Task statement >> Using the entries below, show all lines with the string "icon".
*** Begin section ***
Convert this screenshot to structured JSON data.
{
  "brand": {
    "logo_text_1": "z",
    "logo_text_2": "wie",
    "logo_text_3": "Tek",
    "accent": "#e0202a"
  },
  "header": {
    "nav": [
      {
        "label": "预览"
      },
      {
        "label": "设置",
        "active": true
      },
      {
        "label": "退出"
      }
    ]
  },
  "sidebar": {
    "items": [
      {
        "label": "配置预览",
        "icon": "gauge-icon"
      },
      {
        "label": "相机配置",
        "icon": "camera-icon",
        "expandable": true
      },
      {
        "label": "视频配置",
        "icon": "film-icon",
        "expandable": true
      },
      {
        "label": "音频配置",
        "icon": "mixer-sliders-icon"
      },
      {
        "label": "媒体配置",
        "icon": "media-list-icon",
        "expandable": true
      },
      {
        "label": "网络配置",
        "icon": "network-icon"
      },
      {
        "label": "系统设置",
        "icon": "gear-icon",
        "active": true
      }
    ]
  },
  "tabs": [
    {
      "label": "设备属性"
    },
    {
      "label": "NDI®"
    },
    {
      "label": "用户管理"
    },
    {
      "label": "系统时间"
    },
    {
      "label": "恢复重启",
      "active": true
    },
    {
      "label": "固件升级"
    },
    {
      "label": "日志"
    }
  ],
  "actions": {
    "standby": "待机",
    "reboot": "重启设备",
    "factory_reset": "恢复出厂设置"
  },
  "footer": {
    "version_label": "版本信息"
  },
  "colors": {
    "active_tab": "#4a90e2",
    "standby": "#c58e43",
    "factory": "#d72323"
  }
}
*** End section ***
Task output >>
        "icon": "gauge-icon"
        "icon": "camera-icon",
        "icon": "film-icon",
        "icon": "mixer-sliders-icon"
        "icon": "media-list-icon",
        "icon": "network-icon"
        "icon": "gear-icon",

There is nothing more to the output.